[[ Material to process, beginning ]]
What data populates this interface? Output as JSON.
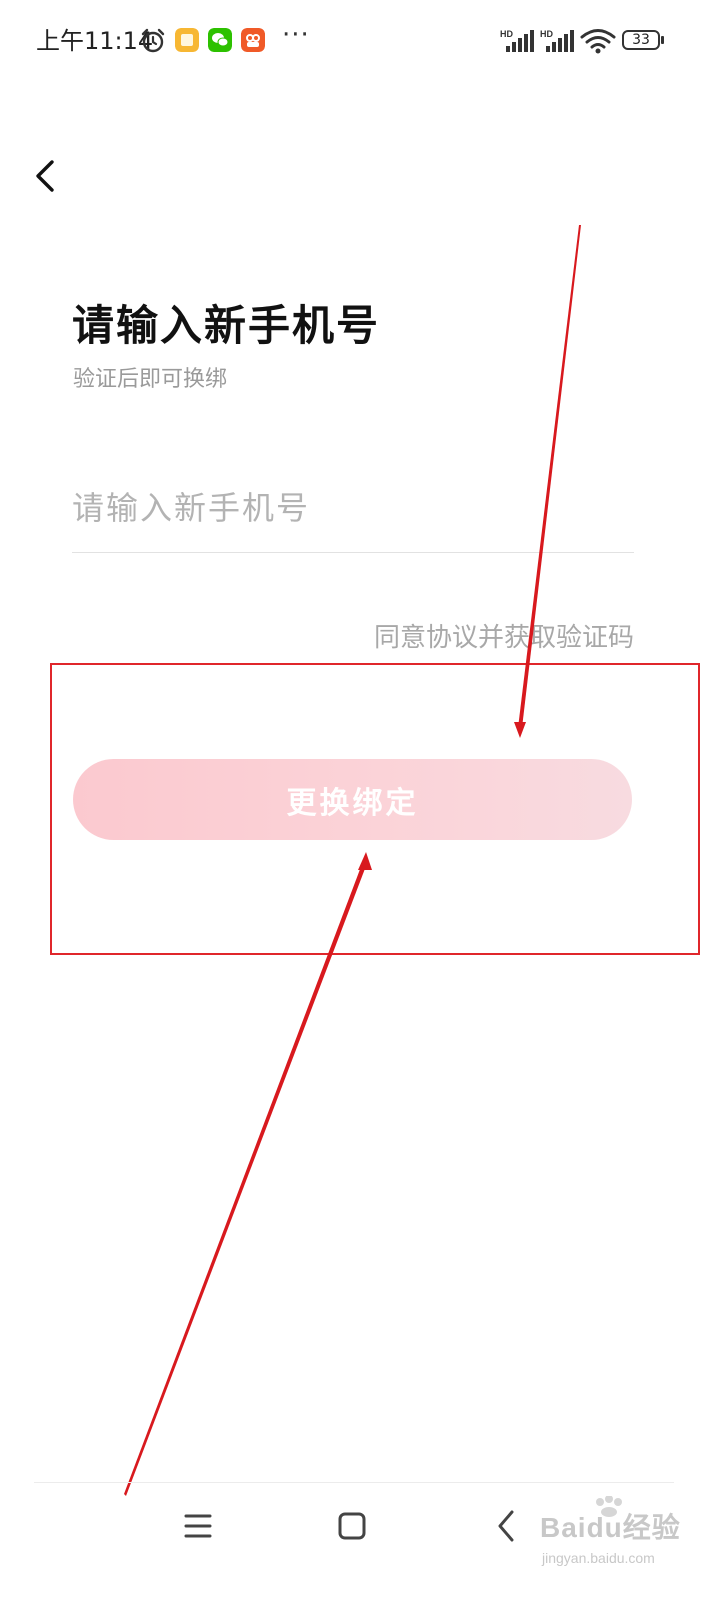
{
  "status_bar": {
    "time": "上午11:14",
    "battery_level": "33",
    "more_indicator": "···",
    "signal_label": "HD",
    "apps": [
      "notes-app-icon",
      "wechat-icon",
      "shopping-app-icon"
    ]
  },
  "page": {
    "title": "请输入新手机号",
    "subtitle": "验证后即可换绑",
    "phone_input_placeholder": "请输入新手机号",
    "phone_input_value": "",
    "get_code_label": "同意协议并获取验证码",
    "rebind_button_label": "更换绑定"
  },
  "watermark": {
    "brand": "Baidu经验",
    "url": "jingyan.baidu.com"
  },
  "colors": {
    "annotation": "#e0262b",
    "button_fill": "#fbcdd2",
    "button_text": "#ffffff",
    "title": "#111111",
    "hint": "#a8a8a8"
  }
}
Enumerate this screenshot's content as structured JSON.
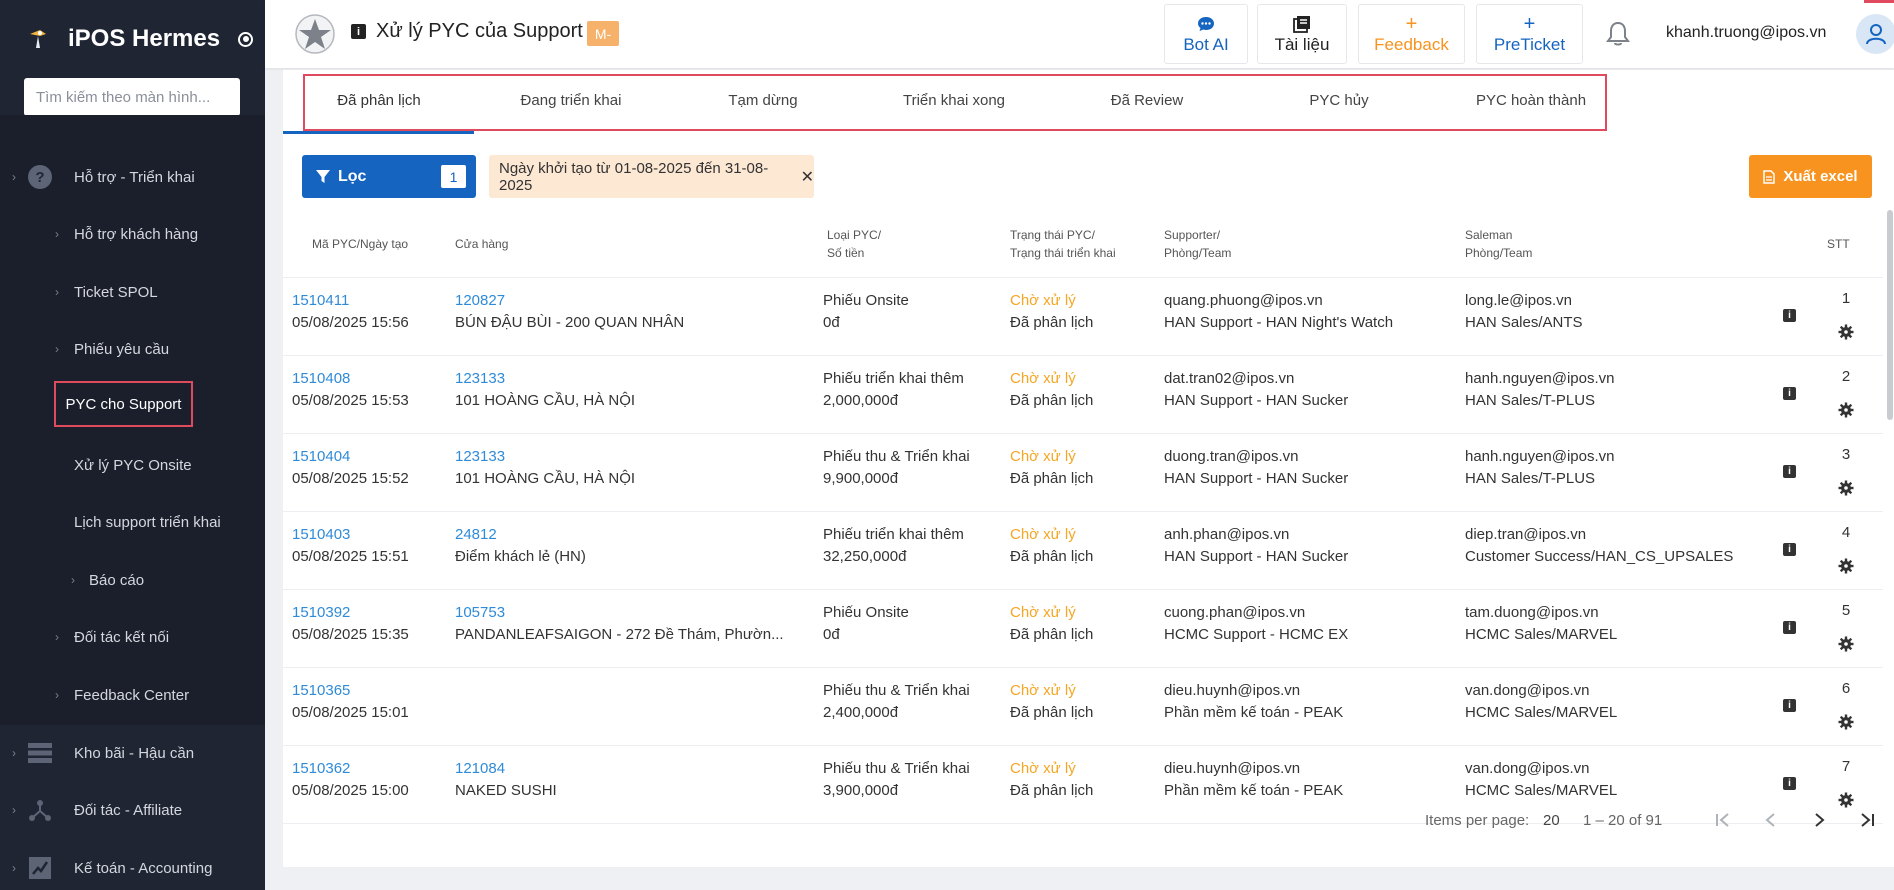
{
  "app": {
    "name": "iPOS Hermes"
  },
  "sidebar": {
    "search_placeholder": "Tìm kiếm theo màn hình...",
    "items": [
      {
        "label": "Hỗ trợ - Triển khai",
        "icon": "question-circle-icon"
      },
      {
        "label": "Hỗ trợ khách hàng"
      },
      {
        "label": "Ticket SPOL"
      },
      {
        "label": "Phiếu yêu cầu"
      },
      {
        "label": "PYC cho Support",
        "active": true
      },
      {
        "label": "Xử lý PYC Onsite"
      },
      {
        "label": "Lịch support triển khai"
      },
      {
        "label": "Báo cáo"
      },
      {
        "label": "Đối tác kết nối"
      },
      {
        "label": "Feedback Center"
      },
      {
        "label": "Kho bãi - Hậu cần",
        "icon": "server-icon"
      },
      {
        "label": "Đối tác - Affiliate",
        "icon": "network-icon"
      },
      {
        "label": "Kế toán - Accounting",
        "icon": "chart-square-icon"
      }
    ]
  },
  "header": {
    "title": "Xử lý PYC của Support",
    "badge": "M-",
    "buttons": {
      "bot_ai": "Bot AI",
      "tai_lieu": "Tài liệu",
      "feedback": "Feedback",
      "preticket": "PreTicket"
    },
    "user_email": "khanh.truong@ipos.vn"
  },
  "tabs": [
    "Đã phân lịch",
    "Đang triển khai",
    "Tạm dừng",
    "Triển khai xong",
    "Đã Review",
    "PYC hủy",
    "PYC hoàn thành"
  ],
  "filter": {
    "label": "Lọc",
    "count": "1",
    "chip": "Ngày khởi tạo từ 01-08-2025 đến 31-08-2025",
    "excel": "Xuất excel"
  },
  "table": {
    "headers": {
      "code": [
        "Mã PYC/Ngày tạo"
      ],
      "store": [
        "Cửa hàng"
      ],
      "type": [
        "Loại PYC/",
        "Số tiền"
      ],
      "status": [
        "Trạng thái PYC/",
        "Trạng thái triển khai"
      ],
      "supporter": [
        "Supporter/",
        "Phòng/Team"
      ],
      "saleman": [
        "Saleman",
        "Phòng/Team"
      ],
      "stt": [
        "STT"
      ]
    },
    "rows": [
      {
        "code": "1510411",
        "date": "05/08/2025 15:56",
        "store_id": "120827",
        "store_name": "BÚN ĐẬU BÙI - 200 QUAN NHÂN",
        "type": "Phiếu Onsite",
        "amount": "0đ",
        "status": "Chờ xử lý",
        "deploy": "Đã phân lịch",
        "supporter": "quang.phuong@ipos.vn",
        "sup_team": "HAN Support - HAN Night's Watch",
        "saleman": "long.le@ipos.vn",
        "sale_team": "HAN Sales/ANTS",
        "stt": "1"
      },
      {
        "code": "1510408",
        "date": "05/08/2025 15:53",
        "store_id": "123133",
        "store_name": "101 HOÀNG CẦU, HÀ NỘI",
        "type": "Phiếu triển khai thêm",
        "amount": "2,000,000đ",
        "status": "Chờ xử lý",
        "deploy": "Đã phân lịch",
        "supporter": "dat.tran02@ipos.vn",
        "sup_team": "HAN Support - HAN Sucker",
        "saleman": "hanh.nguyen@ipos.vn",
        "sale_team": "HAN Sales/T-PLUS",
        "stt": "2"
      },
      {
        "code": "1510404",
        "date": "05/08/2025 15:52",
        "store_id": "123133",
        "store_name": "101 HOÀNG CẦU, HÀ NỘI",
        "type": "Phiếu thu & Triển khai",
        "amount": "9,900,000đ",
        "status": "Chờ xử lý",
        "deploy": "Đã phân lịch",
        "supporter": "duong.tran@ipos.vn",
        "sup_team": "HAN Support - HAN Sucker",
        "saleman": "hanh.nguyen@ipos.vn",
        "sale_team": "HAN Sales/T-PLUS",
        "stt": "3"
      },
      {
        "code": "1510403",
        "date": "05/08/2025 15:51",
        "store_id": "24812",
        "store_name": "Điểm khách lẻ (HN)",
        "type": "Phiếu triển khai thêm",
        "amount": "32,250,000đ",
        "status": "Chờ xử lý",
        "deploy": "Đã phân lịch",
        "supporter": "anh.phan@ipos.vn",
        "sup_team": "HAN Support - HAN Sucker",
        "saleman": "diep.tran@ipos.vn",
        "sale_team": "Customer Success/HAN_CS_UPSALES",
        "stt": "4"
      },
      {
        "code": "1510392",
        "date": "05/08/2025 15:35",
        "store_id": "105753",
        "store_name": "PANDANLEAFSAIGON - 272 Đề Thám, Phườn...",
        "type": "Phiếu Onsite",
        "amount": "0đ",
        "status": "Chờ xử lý",
        "deploy": "Đã phân lịch",
        "supporter": "cuong.phan@ipos.vn",
        "sup_team": "HCMC Support - HCMC EX",
        "saleman": "tam.duong@ipos.vn",
        "sale_team": "HCMC Sales/MARVEL",
        "stt": "5"
      },
      {
        "code": "1510365",
        "date": "05/08/2025 15:01",
        "store_id": "",
        "store_name": "",
        "type": "Phiếu thu & Triển khai",
        "amount": "2,400,000đ",
        "status": "Chờ xử lý",
        "deploy": "Đã phân lịch",
        "supporter": "dieu.huynh@ipos.vn",
        "sup_team": "Phần mềm kế toán - PEAK",
        "saleman": "van.dong@ipos.vn",
        "sale_team": "HCMC Sales/MARVEL",
        "stt": "6"
      },
      {
        "code": "1510362",
        "date": "05/08/2025 15:00",
        "store_id": "121084",
        "store_name": "NAKED SUSHI",
        "type": "Phiếu thu & Triển khai",
        "amount": "3,900,000đ",
        "status": "Chờ xử lý",
        "deploy": "Đã phân lịch",
        "supporter": "dieu.huynh@ipos.vn",
        "sup_team": "Phần mềm kế toán - PEAK",
        "saleman": "van.dong@ipos.vn",
        "sale_team": "HCMC Sales/MARVEL",
        "stt": "7"
      }
    ]
  },
  "pager": {
    "items_per_page_label": "Items per page:",
    "items_per_page": "20",
    "range": "1 – 20 of 91"
  },
  "colors": {
    "sidebar_bg": "#1f2533",
    "primary": "#1565c0",
    "link": "#2f8bd8",
    "status_pending": "#f5a623",
    "feedback": "#f7931e",
    "highlight_border": "#e04a5f"
  }
}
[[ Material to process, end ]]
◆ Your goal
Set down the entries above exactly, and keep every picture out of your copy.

◆ Answer to this task
What data populates this interface? Output as JSON.
{
  "status_bar": {
    "time": "上午11:14",
    "battery_level": "33",
    "more_indicator": "···",
    "signal_label": "HD",
    "apps": [
      "notes-app-icon",
      "wechat-icon",
      "shopping-app-icon"
    ]
  },
  "page": {
    "title": "请输入新手机号",
    "subtitle": "验证后即可换绑",
    "phone_input_placeholder": "请输入新手机号",
    "phone_input_value": "",
    "get_code_label": "同意协议并获取验证码",
    "rebind_button_label": "更换绑定"
  },
  "watermark": {
    "brand": "Baidu经验",
    "url": "jingyan.baidu.com"
  },
  "colors": {
    "annotation": "#e0262b",
    "button_fill": "#fbcdd2",
    "button_text": "#ffffff",
    "title": "#111111",
    "hint": "#a8a8a8"
  }
}
Enumerate this screenshot's content as structured JSON.
{
  "app": {
    "name": "iPOS Hermes"
  },
  "sidebar": {
    "search_placeholder": "Tìm kiếm theo màn hình...",
    "items": [
      {
        "label": "Hỗ trợ - Triển khai",
        "icon": "question-circle-icon"
      },
      {
        "label": "Hỗ trợ khách hàng"
      },
      {
        "label": "Ticket SPOL"
      },
      {
        "label": "Phiếu yêu cầu"
      },
      {
        "label": "PYC cho Support",
        "active": true
      },
      {
        "label": "Xử lý PYC Onsite"
      },
      {
        "label": "Lịch support triển khai"
      },
      {
        "label": "Báo cáo"
      },
      {
        "label": "Đối tác kết nối"
      },
      {
        "label": "Feedback Center"
      },
      {
        "label": "Kho bãi - Hậu cần",
        "icon": "server-icon"
      },
      {
        "label": "Đối tác - Affiliate",
        "icon": "network-icon"
      },
      {
        "label": "Kế toán - Accounting",
        "icon": "chart-square-icon"
      }
    ]
  },
  "header": {
    "title": "Xử lý PYC của Support",
    "badge": "M-",
    "buttons": {
      "bot_ai": "Bot AI",
      "tai_lieu": "Tài liệu",
      "feedback": "Feedback",
      "preticket": "PreTicket"
    },
    "user_email": "khanh.truong@ipos.vn"
  },
  "tabs": [
    "Đã phân lịch",
    "Đang triển khai",
    "Tạm dừng",
    "Triển khai xong",
    "Đã Review",
    "PYC hủy",
    "PYC hoàn thành"
  ],
  "filter": {
    "label": "Lọc",
    "count": "1",
    "chip": "Ngày khởi tạo từ 01-08-2025 đến 31-08-2025",
    "excel": "Xuất excel"
  },
  "table": {
    "headers": {
      "code": [
        "Mã PYC/Ngày tạo"
      ],
      "store": [
        "Cửa hàng"
      ],
      "type": [
        "Loại PYC/",
        "Số tiền"
      ],
      "status": [
        "Trạng thái PYC/",
        "Trạng thái triển khai"
      ],
      "supporter": [
        "Supporter/",
        "Phòng/Team"
      ],
      "saleman": [
        "Saleman",
        "Phòng/Team"
      ],
      "stt": [
        "STT"
      ]
    },
    "rows": [
      {
        "code": "1510411",
        "date": "05/08/2025 15:56",
        "store_id": "120827",
        "store_name": "BÚN ĐẬU BÙI - 200 QUAN NHÂN",
        "type": "Phiếu Onsite",
        "amount": "0đ",
        "status": "Chờ xử lý",
        "deploy": "Đã phân lịch",
        "supporter": "quang.phuong@ipos.vn",
        "sup_team": "HAN Support - HAN Night's Watch",
        "saleman": "long.le@ipos.vn",
        "sale_team": "HAN Sales/ANTS",
        "stt": "1"
      },
      {
        "code": "1510408",
        "date": "05/08/2025 15:53",
        "store_id": "123133",
        "store_name": "101 HOÀNG CẦU, HÀ NỘI",
        "type": "Phiếu triển khai thêm",
        "amount": "2,000,000đ",
        "status": "Chờ xử lý",
        "deploy": "Đã phân lịch",
        "supporter": "dat.tran02@ipos.vn",
        "sup_team": "HAN Support - HAN Sucker",
        "saleman": "hanh.nguyen@ipos.vn",
        "sale_team": "HAN Sales/T-PLUS",
        "stt": "2"
      },
      {
        "code": "1510404",
        "date": "05/08/2025 15:52",
        "store_id": "123133",
        "store_name": "101 HOÀNG CẦU, HÀ NỘI",
        "type": "Phiếu thu & Triển khai",
        "amount": "9,900,000đ",
        "status": "Chờ xử lý",
        "deploy": "Đã phân lịch",
        "supporter": "duong.tran@ipos.vn",
        "sup_team": "HAN Support - HAN Sucker",
        "saleman": "hanh.nguyen@ipos.vn",
        "sale_team": "HAN Sales/T-PLUS",
        "stt": "3"
      },
      {
        "code": "1510403",
        "date": "05/08/2025 15:51",
        "store_id": "24812",
        "store_name": "Điểm khách lẻ (HN)",
        "type": "Phiếu triển khai thêm",
        "amount": "32,250,000đ",
        "status": "Chờ xử lý",
        "deploy": "Đã phân lịch",
        "supporter": "anh.phan@ipos.vn",
        "sup_team": "HAN Support - HAN Sucker",
        "saleman": "diep.tran@ipos.vn",
        "sale_team": "Customer Success/HAN_CS_UPSALES",
        "stt": "4"
      },
      {
        "code": "1510392",
        "date": "05/08/2025 15:35",
        "store_id": "105753",
        "store_name": "PANDANLEAFSAIGON - 272 Đề Thám, Phườn...",
        "type": "Phiếu Onsite",
        "amount": "0đ",
        "status": "Chờ xử lý",
        "deploy": "Đã phân lịch",
        "supporter": "cuong.phan@ipos.vn",
        "sup_team": "HCMC Support - HCMC EX",
        "saleman": "tam.duong@ipos.vn",
        "sale_team": "HCMC Sales/MARVEL",
        "stt": "5"
      },
      {
        "code": "1510365",
        "date": "05/08/2025 15:01",
        "store_id": "",
        "store_name": "",
        "type": "Phiếu thu & Triển khai",
        "amount": "2,400,000đ",
        "status": "Chờ xử lý",
        "deploy": "Đã phân lịch",
        "supporter": "dieu.huynh@ipos.vn",
        "sup_team": "Phần mềm kế toán - PEAK",
        "saleman": "van.dong@ipos.vn",
        "sale_team": "HCMC Sales/MARVEL",
        "stt": "6"
      },
      {
        "code": "1510362",
        "date": "05/08/2025 15:00",
        "store_id": "121084",
        "store_name": "NAKED SUSHI",
        "type": "Phiếu thu & Triển khai",
        "amount": "3,900,000đ",
        "status": "Chờ xử lý",
        "deploy": "Đã phân lịch",
        "supporter": "dieu.huynh@ipos.vn",
        "sup_team": "Phần mềm kế toán - PEAK",
        "saleman": "van.dong@ipos.vn",
        "sale_team": "HCMC Sales/MARVEL",
        "stt": "7"
      }
    ]
  },
  "pager": {
    "items_per_page_label": "Items per page:",
    "items_per_page": "20",
    "range": "1 – 20 of 91"
  },
  "colors": {
    "sidebar_bg": "#1f2533",
    "primary": "#1565c0",
    "link": "#2f8bd8",
    "status_pending": "#f5a623",
    "feedback": "#f7931e",
    "highlight_border": "#e04a5f"
  }
}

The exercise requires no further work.